Oh well, I will finish the book eventually and might come back with a review later on. My general impression might change, but as of now I am a bit disappointed. I only hope that I will not get similarly disappointed with Philip Eade's biography of the young Prince Philip after having read the first 55 pages! If you have read any of the said biographies, you are of course free to post your thoughts!
After more shopping, I got home to Oslo late Monday evening (17 October). I have travelled a lot recently - among others to Rhodes (Greece), England and Mandal in Southern Norway this weekend - one reason why there has been little time for blogging and website updating. Other reasons are of course family and work commitments etc. I am also going to spend a weekend in Tallinn, Estonia in November, but apart from that I hope to do more blogging from now on, i.e. more frequently than in the last couple of months (I will not make any promises, though!). Besides news items (there was unfortunately no time to write about the Bhutanese Royal Wedding of 13 October or Princess Märtha Louise's 40th birthday celebration in September, but the initiatives to change the Danish Constitution and the British Act of Settlement can easily be commented on later on), I have numerous cemetery visits to write about - could be as many as 30, 40 articles, I think (graves and cemeteries in Norway, Denmark, the United States, Greece, Turkey, Montenegro and the United Kingdom). And from my many travels there are many royal history topics to cover as well!
Postscript 24 October 2011: I forgot to mention yesterday that another biography about Stéphanie von Hohenlohe was published in 2004: Hitler's Spy Princess: The Extraordinary Life of Princess Stephanie von Hohenlohe (Stround, Gloucestershire: Sutton Publishing, 2004, ISBN 978-0750935142). See also Sfluxe.com's article dated 8 December 2010, Sflashback: The Nazi Princess of Pacific Heights.
Postscript 10 November 2011: Tim Allman of the Capital Canaries has mentioned me in his review of the Swansea game (link). Unfortunately he has mixed things up and written that I come from Sweden!
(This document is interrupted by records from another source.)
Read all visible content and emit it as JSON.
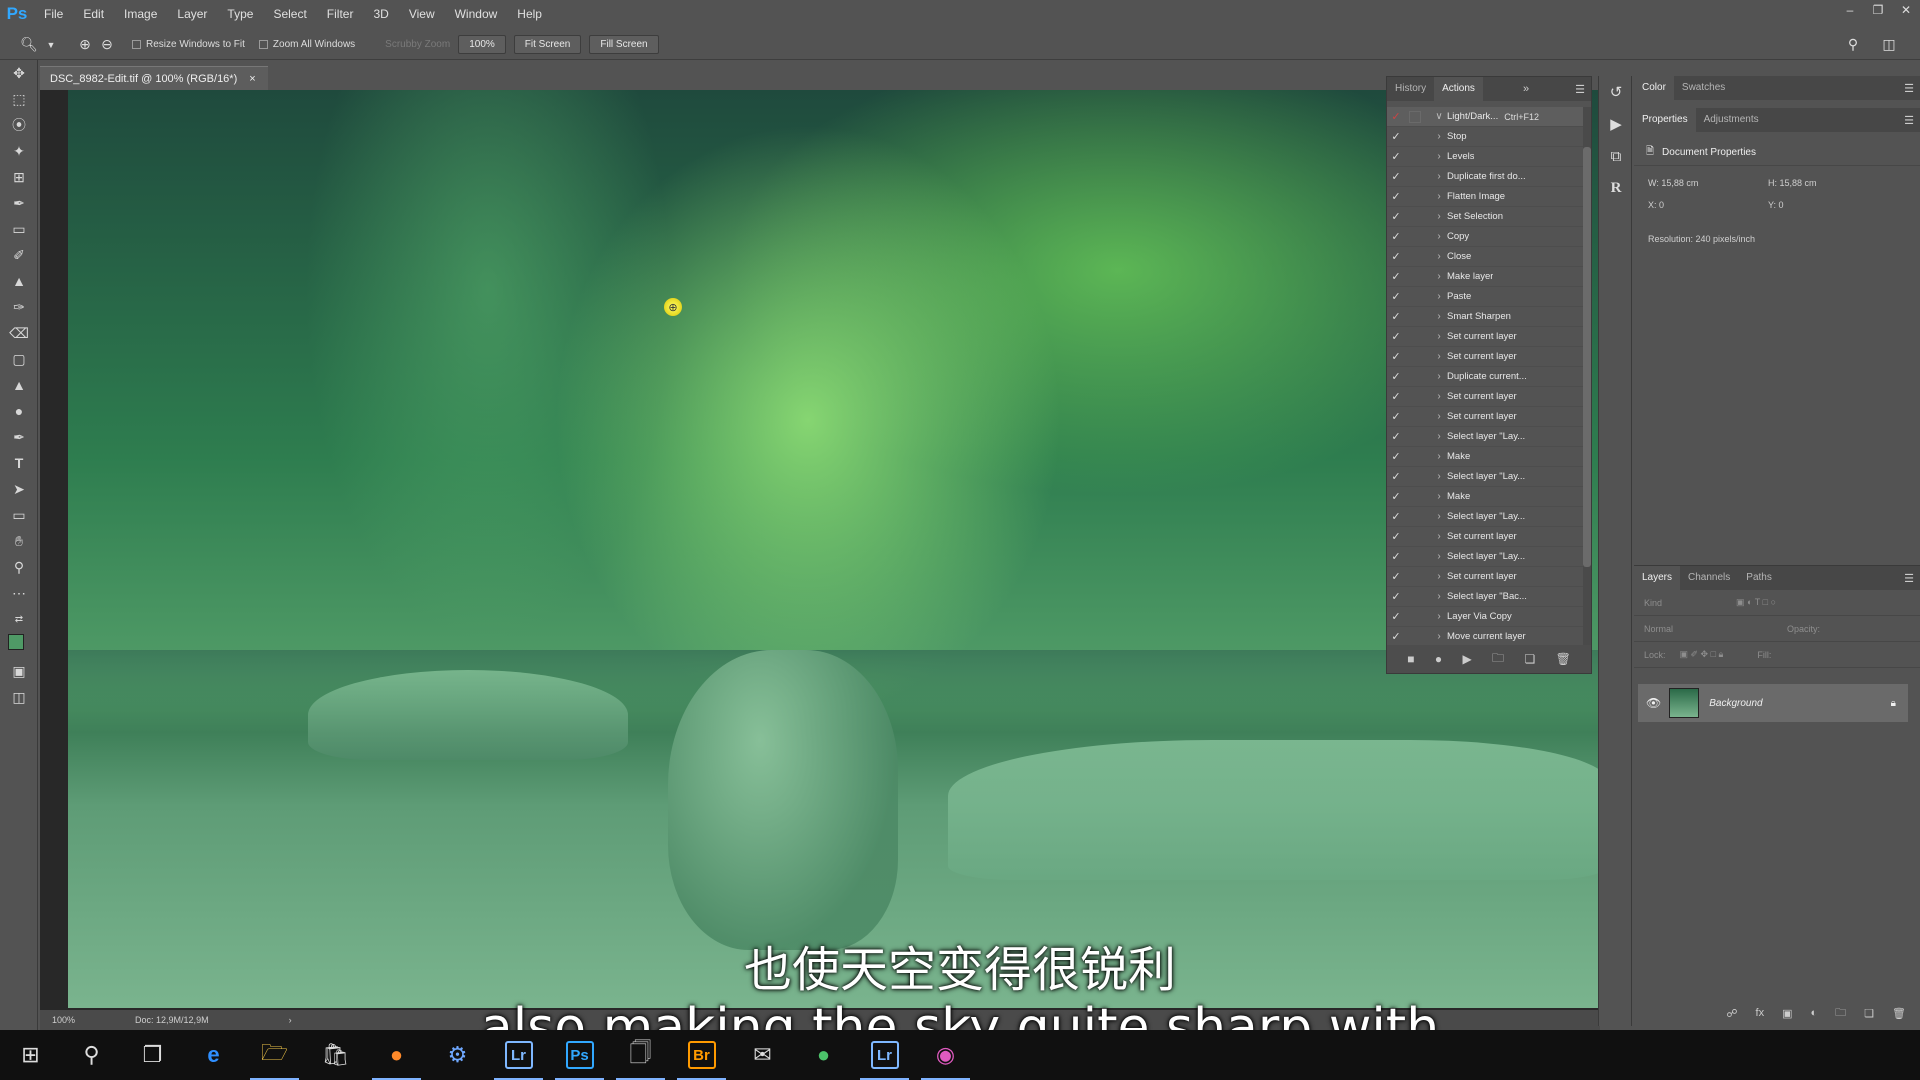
{
  "app": {
    "logo": "Ps",
    "menu": [
      "File",
      "Edit",
      "Image",
      "Layer",
      "Type",
      "Select",
      "Filter",
      "3D",
      "View",
      "Window",
      "Help"
    ],
    "window_controls": [
      "‒",
      "❐",
      "✕"
    ]
  },
  "options_bar": {
    "resize_windows": "Resize Windows to Fit",
    "zoom_all": "Zoom All Windows",
    "scrubby_zoom": "Scrubby Zoom",
    "zoom_value": "100%",
    "fit_screen": "Fit Screen",
    "fill_screen": "Fill Screen"
  },
  "document": {
    "tab_title": "DSC_8982-Edit.tif @ 100% (RGB/16*)",
    "tab_close": "×",
    "zoom": "100%",
    "doc_size": "Doc: 12,9M/12,9M"
  },
  "subtitles": {
    "chinese": "也使天空变得很锐利",
    "english": "also making the sky quite sharp with"
  },
  "actions_panel": {
    "tabs": [
      "History",
      "Actions"
    ],
    "active_tab": "Actions",
    "set_name": "Light/Dark...",
    "set_shortcut": "Ctrl+F12",
    "items": [
      "Stop",
      "Levels",
      "Duplicate first do...",
      "Flatten Image",
      "Set Selection",
      "Copy",
      "Close",
      "Make layer",
      "Paste",
      "Smart Sharpen",
      "Set current layer",
      "Set current layer",
      "Duplicate current...",
      "Set current layer",
      "Set current layer",
      "Select layer \"Lay...",
      "Make",
      "Select layer \"Lay...",
      "Make",
      "Select layer \"Lay...",
      "Set current layer",
      "Select layer \"Lay...",
      "Set current layer",
      "Select layer \"Bac...",
      "Layer Via Copy",
      "Move current layer"
    ]
  },
  "right_panels": {
    "color_tabs": [
      "Color",
      "Swatches"
    ],
    "prop_tabs": [
      "Properties",
      "Adjustments"
    ],
    "doc_props_title": "Document Properties",
    "w": "W: 15,88 cm",
    "h": "H: 15,88 cm",
    "x": "X: 0",
    "y": "Y: 0",
    "resolution": "Resolution: 240 pixels/inch",
    "layer_tabs": [
      "Layers",
      "Channels",
      "Paths"
    ],
    "kind": "Kind",
    "blend_mode": "Normal",
    "opacity": "Opacity:",
    "lock": "Lock:",
    "fill": "Fill:",
    "layer_name": "Background"
  },
  "taskbar": {
    "apps": [
      "Lr",
      "Ps",
      "Br",
      "Lr"
    ]
  }
}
Yes, we did talk about Swedish players during the train trip, including Ottosson and Svensson, but we also talked about other Scandinavian football players formerly with Norwich, such as Åge Hareide, today manager of Viking FK, Erik Fuglestad (now at Bryne FK) and Henrik Mortensen (from Denmark).
Postscript 19 December 2011: See Supporterunionen for Britisk Fotball's chairman Trond Fuhre's article about the anniversary trip at www.supporterunionen.no (in Norwegian, but with photo).
Updated on Sunday 23 October 2011 at 22.55 (typo corrected), Monday 24 October 2011 at 08.45 (postscript added), Thursday 10 November 2011 at 23.35 (postscript added), Monday 19 December 2011 at 21.45 (postscript added), last time Friday 23 March 2012 (minor correction).